David Tribe mades the comment:
Focusing on policy realism is what is needed. We’ve heard too much about model uncertainties and physics.
Ian Castles responded with a suggestion from Indur Goklany’s submission to House of Lords Economic Committee Inquiry:
“Over the next few decades the focus of climate policy should be to
(a) broadly advance sustainable development, particularly in developing countries since that would generally enhance their adaptive capacity to cope with the many urgent problems they currently face, including many that are climate sensitive;
(b) specifically reduce vulnerabilities to climate-sensitive problems that are urgent today and might be exacerbated by future climate change; and
(c) implement ‘no-regret’ emissions reduction measures; while
(d) concurrently striving to expand the universe of no-regret options through research and development to increase the variety and cost-effectiveness of available mitigation options”.
Ian then made comment that:
In the light of this and other submissions, the House of Lords Economic Committee unanimously concluded that ‘The important issue is to wean the international negotiators away from excessive reliance on the ‘targets and penalties’ approach embodied in Kyoto.
Hence there should be urgent progress towards thinking about wholly different, and more promising, approaches based on a careful analysis of the incentives that countries have to agree to any measures adopted’ (Report, para. 184).
The objections to Kyoto go deep. To quote a few from Aynsley Kellow’s paper for ASSA:
a) the Protocol ‘lacks adequate enforcement mechanisms;
b)it allows paper reductions in emissions to be offset against future real increases;
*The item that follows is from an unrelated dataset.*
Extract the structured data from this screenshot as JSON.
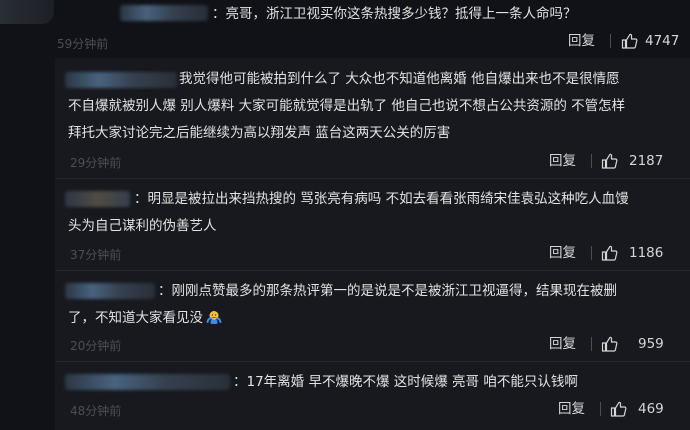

c)and it is overly sanguine about the ability to create the institutions (especially measurement and verification measures) which will permit the establishment of effective emissions trading regimes.’
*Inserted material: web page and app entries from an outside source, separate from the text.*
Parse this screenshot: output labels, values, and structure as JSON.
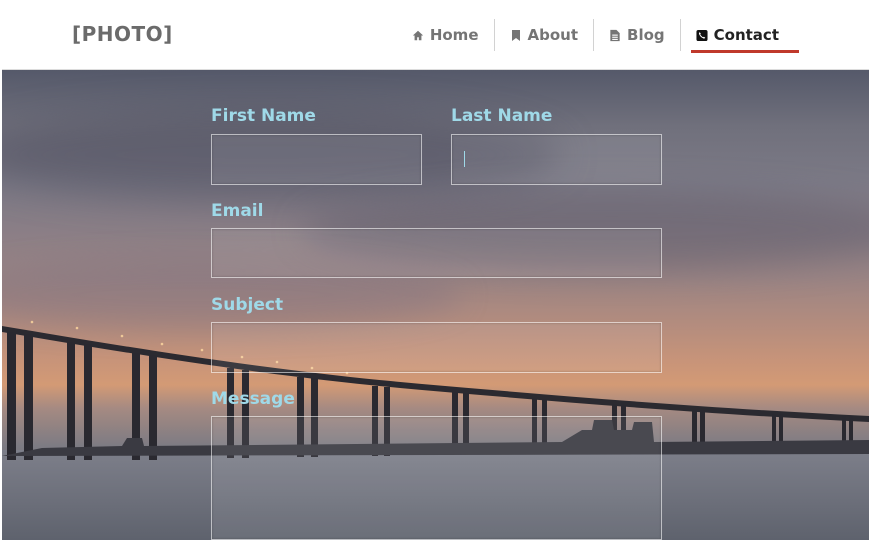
{
  "header": {
    "logo": "[PHOTO]",
    "nav": [
      {
        "label": "Home",
        "icon": "home-icon"
      },
      {
        "label": "About",
        "icon": "bookmark-icon"
      },
      {
        "label": "Blog",
        "icon": "document-icon"
      },
      {
        "label": "Contact",
        "icon": "phone-icon",
        "active": true
      }
    ]
  },
  "form": {
    "first_name_label": "First Name",
    "first_name_value": "",
    "last_name_label": "Last Name",
    "last_name_value": "",
    "email_label": "Email",
    "email_value": "",
    "subject_label": "Subject",
    "subject_value": "",
    "message_label": "Message",
    "message_value": ""
  },
  "colors": {
    "label": "#9fd9e8",
    "active_underline": "#c0392b",
    "nav_text": "#757575",
    "nav_active_text": "#222222"
  }
}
… A major element in the Castles and Henderson critique of the IPCC approach is precisely that the Panel is excessively confident of its ability to make long-term projections of emissions, i.e., of socio-economic conditions and technological possibilities. The concluding statements you [Ender] quote from the Econbrowser blog summarise precisely why basing policies on very long-term projections of emissions is wrong-headed.
But the emissions scenarios do need to be constrained by what is logically possible, and they do need to be based on sound concepts. For example, it would be a nonsense (a) to assume that average incomes per head in Africa will increase 15-fold by the middle of the century (as the IPCC scenarios with both the highest and lowest emissions profiles do); (b) to base projections of emissions of GHGs on this assumption; but then (c) conclude that climate change will lead to large increases in the numbers at risk of hunger on the continent. Yet this is what is done in the most widely-cited impact study using the IPCC scenarios.
In his submission to the Lords Committee, Julian Morris of the University of Buckingham made the point that, if Bangladesh and the United States prove to have similar levels of output per head by the end of the century, as the IPCC high emissions scenarios assume, this outcome could only have come about because either (a) Bangladesh has found a highly cost-effective way of coping with the adverse effects of climate change or (b) it would not have suffered these effects. He concludes that ‘Either way there appears to be a contradiction between the economic scenarios that underpin the IPCC’s climate forecasts and the scary stories that the IPCC tells on the back of these forecasts.’